Someone probably needs to tell ESPN commentator Mary Joe Fernandez that Bartoli won. Fernandez did the same thing today that she usually does when she's calling a Sharapova match (well, it wasn't quite as outrageous as her Maria obsession); she behaved as though Bartoli were just someone hanging out on the court, waiting to cheer Williams on as she went to the next round. Serena Williams is the greatest champion of her generation, and she is to be commended for playing as well as she did after missing--for all practical purposes--a year of tennis, and going through a medical hell. But Fernandez's dismissal of Bartoli was really over the line.
Bartoli's fitness has been her main demon throughout her career, but, as I mentioned yesterday, she is now fighting through the nausea and injuries, something I wish she had done years ago.

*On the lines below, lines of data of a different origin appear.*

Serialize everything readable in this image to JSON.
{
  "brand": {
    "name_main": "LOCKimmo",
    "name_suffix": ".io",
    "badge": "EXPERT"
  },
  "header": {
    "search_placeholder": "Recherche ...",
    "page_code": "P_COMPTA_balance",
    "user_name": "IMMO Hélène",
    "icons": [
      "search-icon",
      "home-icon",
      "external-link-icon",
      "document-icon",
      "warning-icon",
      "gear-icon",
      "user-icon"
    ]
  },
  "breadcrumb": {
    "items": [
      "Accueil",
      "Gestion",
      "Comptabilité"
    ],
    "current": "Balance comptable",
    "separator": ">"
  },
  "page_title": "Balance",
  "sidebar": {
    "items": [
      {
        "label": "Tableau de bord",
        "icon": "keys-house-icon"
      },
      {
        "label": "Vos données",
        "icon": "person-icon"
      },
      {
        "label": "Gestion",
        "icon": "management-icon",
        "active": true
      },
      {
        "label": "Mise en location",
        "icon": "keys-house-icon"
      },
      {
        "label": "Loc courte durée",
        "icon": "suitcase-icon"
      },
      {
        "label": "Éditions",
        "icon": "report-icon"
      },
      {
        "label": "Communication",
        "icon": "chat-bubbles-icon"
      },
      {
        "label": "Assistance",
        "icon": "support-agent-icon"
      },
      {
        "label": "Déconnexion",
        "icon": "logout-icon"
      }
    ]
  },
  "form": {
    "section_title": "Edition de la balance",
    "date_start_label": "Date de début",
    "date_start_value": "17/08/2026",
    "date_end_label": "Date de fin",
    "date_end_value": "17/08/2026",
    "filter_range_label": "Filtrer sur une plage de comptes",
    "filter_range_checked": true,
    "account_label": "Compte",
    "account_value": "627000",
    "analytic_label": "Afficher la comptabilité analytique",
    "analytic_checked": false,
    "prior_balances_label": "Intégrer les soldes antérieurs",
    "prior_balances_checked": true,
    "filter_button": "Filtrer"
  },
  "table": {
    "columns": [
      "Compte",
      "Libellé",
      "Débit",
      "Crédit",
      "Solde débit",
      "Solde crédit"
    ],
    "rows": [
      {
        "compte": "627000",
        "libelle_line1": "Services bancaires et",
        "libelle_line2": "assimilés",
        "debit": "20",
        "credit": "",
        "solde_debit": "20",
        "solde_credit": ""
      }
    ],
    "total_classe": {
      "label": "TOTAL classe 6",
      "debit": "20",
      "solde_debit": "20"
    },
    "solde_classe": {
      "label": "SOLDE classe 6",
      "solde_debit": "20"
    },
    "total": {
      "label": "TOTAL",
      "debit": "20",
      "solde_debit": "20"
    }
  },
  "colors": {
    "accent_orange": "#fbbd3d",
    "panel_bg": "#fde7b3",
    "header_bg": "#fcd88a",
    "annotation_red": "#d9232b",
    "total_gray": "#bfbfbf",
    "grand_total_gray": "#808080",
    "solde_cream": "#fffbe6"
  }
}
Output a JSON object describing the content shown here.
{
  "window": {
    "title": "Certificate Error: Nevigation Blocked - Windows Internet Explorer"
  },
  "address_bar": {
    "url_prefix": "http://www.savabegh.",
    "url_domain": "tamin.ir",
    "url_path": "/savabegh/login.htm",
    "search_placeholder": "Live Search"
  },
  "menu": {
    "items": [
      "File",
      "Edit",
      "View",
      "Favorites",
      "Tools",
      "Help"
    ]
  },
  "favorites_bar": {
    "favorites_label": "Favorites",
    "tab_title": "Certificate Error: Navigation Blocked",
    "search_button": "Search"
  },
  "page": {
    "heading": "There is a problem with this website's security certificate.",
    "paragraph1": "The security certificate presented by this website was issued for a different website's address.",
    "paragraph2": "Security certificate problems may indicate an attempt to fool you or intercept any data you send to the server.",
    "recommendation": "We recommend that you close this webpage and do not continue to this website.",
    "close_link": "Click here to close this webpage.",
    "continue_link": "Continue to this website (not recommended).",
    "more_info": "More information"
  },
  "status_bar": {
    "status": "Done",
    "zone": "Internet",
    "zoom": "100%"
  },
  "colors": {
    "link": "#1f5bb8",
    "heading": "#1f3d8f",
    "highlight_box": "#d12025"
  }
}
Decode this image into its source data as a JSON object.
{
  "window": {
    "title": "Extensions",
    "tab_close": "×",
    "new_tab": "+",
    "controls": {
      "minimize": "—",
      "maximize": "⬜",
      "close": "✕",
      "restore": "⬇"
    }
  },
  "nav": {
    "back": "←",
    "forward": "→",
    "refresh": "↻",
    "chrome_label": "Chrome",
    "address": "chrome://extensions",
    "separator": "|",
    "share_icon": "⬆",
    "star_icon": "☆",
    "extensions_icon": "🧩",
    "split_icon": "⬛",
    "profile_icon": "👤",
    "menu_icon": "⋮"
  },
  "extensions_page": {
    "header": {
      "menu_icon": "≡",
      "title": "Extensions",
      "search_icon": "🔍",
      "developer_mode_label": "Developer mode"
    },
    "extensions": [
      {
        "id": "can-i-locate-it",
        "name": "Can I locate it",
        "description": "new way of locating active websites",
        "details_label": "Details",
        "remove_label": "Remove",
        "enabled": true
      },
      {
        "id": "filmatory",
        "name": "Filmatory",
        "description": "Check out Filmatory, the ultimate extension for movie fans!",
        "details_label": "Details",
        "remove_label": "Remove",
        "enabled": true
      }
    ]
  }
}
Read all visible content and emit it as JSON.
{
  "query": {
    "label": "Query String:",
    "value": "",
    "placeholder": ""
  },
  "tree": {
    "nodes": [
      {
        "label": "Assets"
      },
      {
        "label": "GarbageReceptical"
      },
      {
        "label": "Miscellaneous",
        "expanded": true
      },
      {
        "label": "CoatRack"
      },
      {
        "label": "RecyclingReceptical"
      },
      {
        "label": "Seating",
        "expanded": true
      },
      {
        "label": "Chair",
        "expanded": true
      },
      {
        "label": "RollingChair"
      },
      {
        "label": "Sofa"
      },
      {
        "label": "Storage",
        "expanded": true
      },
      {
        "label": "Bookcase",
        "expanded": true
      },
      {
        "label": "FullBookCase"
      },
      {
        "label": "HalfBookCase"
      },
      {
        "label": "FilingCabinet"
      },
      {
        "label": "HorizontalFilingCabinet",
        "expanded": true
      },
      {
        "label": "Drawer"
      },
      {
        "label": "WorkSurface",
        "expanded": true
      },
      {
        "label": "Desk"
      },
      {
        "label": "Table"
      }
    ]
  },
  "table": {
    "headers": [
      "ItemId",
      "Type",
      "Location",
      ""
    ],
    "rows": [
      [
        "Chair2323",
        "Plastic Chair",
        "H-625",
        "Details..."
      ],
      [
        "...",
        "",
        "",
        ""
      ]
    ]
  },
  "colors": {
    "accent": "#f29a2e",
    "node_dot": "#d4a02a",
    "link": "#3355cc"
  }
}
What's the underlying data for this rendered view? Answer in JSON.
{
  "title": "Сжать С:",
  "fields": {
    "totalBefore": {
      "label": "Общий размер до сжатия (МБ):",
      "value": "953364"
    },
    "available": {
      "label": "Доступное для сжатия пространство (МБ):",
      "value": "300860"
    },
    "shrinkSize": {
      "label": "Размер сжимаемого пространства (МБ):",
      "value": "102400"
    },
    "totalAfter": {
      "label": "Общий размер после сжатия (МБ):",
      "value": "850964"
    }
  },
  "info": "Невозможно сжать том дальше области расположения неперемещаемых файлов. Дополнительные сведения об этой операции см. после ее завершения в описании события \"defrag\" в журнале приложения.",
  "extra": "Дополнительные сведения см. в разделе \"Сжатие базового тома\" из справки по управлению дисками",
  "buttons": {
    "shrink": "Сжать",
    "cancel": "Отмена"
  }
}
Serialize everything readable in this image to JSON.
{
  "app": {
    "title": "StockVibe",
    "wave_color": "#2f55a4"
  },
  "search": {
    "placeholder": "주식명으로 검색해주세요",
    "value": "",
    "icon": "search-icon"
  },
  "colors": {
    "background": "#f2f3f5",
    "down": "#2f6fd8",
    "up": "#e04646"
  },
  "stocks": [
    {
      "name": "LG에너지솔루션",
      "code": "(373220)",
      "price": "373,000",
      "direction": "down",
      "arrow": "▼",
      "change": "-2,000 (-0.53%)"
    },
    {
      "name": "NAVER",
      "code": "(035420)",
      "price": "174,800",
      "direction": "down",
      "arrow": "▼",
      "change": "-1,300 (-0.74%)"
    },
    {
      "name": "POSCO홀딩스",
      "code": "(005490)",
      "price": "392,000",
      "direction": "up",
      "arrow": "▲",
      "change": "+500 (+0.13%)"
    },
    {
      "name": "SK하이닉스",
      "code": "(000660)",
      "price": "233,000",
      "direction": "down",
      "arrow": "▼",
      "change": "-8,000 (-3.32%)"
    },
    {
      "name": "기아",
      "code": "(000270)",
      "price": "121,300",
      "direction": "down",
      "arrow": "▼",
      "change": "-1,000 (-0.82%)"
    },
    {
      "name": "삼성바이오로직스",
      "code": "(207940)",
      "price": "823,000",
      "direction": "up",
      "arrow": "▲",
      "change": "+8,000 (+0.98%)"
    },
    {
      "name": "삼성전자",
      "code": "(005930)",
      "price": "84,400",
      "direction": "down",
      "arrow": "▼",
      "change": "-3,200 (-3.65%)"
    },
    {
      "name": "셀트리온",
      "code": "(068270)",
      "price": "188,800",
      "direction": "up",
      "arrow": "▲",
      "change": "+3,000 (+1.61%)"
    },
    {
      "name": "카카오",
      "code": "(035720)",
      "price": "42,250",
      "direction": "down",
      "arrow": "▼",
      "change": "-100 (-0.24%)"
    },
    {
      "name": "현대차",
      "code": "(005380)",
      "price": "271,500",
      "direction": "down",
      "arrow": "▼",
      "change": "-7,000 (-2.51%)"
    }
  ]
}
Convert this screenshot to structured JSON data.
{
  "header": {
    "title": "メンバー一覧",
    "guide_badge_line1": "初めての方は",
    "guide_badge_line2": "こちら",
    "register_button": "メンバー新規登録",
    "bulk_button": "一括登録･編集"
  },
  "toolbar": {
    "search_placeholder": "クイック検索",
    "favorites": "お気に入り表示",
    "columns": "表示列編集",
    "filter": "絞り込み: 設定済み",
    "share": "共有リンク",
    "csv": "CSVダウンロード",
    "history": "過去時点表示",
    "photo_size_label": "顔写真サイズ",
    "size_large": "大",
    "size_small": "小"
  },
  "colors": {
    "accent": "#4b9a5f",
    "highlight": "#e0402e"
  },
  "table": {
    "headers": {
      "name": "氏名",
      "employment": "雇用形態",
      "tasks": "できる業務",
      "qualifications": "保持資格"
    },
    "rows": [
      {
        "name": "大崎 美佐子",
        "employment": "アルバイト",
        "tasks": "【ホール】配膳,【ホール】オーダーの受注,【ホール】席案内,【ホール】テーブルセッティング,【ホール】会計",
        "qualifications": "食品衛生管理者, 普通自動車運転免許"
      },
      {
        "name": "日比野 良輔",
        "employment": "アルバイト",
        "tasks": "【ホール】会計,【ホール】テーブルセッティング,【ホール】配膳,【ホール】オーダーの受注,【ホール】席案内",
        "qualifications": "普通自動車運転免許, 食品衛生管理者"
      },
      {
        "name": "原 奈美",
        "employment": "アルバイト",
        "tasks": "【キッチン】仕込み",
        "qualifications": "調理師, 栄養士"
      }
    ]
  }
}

The drama continued. Though some may find it hard to believe, Tsvetana Pironkova did it again. She took Venus Williams out of a major for the third time, and for the second time in a row at Wimbledon. Pironkova played well and served extremely well. She used her signature forehand slice, and hit backhands with such finesse, there wasn't much Williams could do about it. There was another side to this story, though. Williams looked awkward. She missed overheads and just made too many errors in general. She was off the tour for four months, and her focus isn't always as sharp as it used to be. Still, she's looked good since she arrived at Wimbledon, and there was talk that she might take a sixth championship.
On top of everything else, you have to wonder whether the mysterious ("mercurial" and "streaky" just don't get it) Pironkova is in Williams' head. The Bulgarian defeated her 6-2, 6-3, and that's the score by which she defeated Williams last year.
This is the first time the Williams sisters have made an exit from Wimbledon on the same day, and the first time in five years that neither of them has made it to the quarterfinals.